**Dataset rows for apps and sites:**
▬▬▬▬▬▬
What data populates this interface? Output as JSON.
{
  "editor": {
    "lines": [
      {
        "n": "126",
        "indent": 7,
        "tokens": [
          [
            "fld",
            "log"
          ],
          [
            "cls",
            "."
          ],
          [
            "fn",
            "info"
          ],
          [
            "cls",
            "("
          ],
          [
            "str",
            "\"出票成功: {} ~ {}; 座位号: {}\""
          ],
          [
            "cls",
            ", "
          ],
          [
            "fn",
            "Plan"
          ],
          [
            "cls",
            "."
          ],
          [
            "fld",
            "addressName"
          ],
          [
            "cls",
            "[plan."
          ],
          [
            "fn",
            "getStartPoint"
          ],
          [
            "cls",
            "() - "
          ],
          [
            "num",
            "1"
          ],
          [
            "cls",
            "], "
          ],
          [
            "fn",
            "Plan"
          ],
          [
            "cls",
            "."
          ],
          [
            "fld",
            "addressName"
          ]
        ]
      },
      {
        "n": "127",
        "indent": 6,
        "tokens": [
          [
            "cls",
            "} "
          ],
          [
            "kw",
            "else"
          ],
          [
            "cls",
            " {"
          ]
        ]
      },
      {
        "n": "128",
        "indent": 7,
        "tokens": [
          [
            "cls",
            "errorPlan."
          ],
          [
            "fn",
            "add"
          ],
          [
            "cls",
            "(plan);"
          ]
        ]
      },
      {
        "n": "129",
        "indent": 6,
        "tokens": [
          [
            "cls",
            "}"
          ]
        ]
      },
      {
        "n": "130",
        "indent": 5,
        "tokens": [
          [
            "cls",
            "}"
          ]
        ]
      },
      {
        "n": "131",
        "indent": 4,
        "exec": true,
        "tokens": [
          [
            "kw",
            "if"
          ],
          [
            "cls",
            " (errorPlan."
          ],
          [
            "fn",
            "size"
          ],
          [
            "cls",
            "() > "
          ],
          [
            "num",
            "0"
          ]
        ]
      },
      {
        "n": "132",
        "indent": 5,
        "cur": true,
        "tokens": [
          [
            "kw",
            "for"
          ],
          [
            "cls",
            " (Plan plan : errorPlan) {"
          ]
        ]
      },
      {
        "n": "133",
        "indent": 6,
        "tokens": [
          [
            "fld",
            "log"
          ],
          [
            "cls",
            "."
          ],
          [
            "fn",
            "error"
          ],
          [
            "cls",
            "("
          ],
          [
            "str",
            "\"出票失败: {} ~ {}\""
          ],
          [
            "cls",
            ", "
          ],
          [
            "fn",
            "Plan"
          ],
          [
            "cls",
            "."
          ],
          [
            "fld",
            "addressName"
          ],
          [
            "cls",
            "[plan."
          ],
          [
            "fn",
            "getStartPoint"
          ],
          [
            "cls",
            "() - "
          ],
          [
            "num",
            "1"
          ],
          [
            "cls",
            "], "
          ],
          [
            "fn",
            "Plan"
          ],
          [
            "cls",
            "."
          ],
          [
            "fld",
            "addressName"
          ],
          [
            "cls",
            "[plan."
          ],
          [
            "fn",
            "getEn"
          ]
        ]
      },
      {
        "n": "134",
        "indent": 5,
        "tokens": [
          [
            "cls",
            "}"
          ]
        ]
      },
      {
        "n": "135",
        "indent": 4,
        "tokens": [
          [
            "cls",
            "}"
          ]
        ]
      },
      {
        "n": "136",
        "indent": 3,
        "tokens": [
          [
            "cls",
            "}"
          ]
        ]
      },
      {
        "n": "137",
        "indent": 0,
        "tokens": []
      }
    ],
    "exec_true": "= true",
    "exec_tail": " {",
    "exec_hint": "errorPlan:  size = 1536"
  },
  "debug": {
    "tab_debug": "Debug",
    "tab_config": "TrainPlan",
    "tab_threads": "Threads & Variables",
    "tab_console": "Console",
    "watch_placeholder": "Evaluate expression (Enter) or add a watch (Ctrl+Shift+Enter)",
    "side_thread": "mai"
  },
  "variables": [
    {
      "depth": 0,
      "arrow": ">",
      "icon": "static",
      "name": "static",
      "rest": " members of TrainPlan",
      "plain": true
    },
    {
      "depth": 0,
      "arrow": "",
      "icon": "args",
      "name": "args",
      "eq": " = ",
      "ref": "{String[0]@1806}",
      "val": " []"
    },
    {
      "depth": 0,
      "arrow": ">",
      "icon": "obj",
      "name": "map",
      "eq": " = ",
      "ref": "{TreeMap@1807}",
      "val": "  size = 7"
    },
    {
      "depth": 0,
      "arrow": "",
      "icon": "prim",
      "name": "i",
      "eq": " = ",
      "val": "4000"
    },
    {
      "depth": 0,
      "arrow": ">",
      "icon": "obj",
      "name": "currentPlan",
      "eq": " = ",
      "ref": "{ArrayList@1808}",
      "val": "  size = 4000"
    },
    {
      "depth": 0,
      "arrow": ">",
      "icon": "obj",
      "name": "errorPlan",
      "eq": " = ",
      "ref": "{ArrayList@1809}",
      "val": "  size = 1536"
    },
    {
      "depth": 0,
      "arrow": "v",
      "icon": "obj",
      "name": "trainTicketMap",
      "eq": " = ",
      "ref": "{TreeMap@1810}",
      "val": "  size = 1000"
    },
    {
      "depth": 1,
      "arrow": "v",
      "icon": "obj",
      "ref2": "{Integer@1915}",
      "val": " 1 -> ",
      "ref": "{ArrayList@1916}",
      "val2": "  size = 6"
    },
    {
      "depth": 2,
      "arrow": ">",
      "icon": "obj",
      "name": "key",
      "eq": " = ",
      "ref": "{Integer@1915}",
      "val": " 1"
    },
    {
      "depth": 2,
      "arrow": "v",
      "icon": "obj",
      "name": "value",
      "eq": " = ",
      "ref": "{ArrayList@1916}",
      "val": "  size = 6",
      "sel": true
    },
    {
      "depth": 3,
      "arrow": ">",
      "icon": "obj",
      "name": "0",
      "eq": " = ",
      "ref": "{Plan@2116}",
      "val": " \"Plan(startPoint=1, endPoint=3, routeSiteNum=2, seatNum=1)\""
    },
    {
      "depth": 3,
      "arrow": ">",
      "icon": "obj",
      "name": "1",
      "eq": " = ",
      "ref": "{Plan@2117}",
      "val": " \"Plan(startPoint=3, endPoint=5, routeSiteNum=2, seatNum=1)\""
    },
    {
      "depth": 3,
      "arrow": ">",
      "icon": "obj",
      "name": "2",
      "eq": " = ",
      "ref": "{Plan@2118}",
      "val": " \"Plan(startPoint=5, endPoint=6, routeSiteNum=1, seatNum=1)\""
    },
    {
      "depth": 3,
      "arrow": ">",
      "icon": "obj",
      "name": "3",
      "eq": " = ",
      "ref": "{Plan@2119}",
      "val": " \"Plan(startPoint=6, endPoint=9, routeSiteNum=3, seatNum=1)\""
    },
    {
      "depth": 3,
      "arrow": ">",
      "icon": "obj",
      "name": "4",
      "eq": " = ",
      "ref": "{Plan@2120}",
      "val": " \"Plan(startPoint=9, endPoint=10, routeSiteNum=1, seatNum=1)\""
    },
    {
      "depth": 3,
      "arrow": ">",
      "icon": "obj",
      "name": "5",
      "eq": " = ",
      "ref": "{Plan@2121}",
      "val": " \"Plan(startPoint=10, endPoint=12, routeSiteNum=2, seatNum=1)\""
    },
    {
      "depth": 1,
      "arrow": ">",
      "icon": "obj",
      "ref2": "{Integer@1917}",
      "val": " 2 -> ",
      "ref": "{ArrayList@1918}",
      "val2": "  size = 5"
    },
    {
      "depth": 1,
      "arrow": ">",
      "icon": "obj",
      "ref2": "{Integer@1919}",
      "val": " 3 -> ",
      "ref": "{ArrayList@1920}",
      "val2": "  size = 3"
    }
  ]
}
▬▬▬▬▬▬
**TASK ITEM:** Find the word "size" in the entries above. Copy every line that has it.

**PROBLEM SOLUTION:**
            "size"
    "exec_hint": "errorPlan:  size = 1536"
      "val": "  size = 7"
      "val": "  size = 4000"
      "val": "  size = 1536"
      "val": "  size = 1000"
      "val2": "  size = 6"
      "val": "  size = 6",
      "val2": "  size = 5"
      "val2": "  size = 3"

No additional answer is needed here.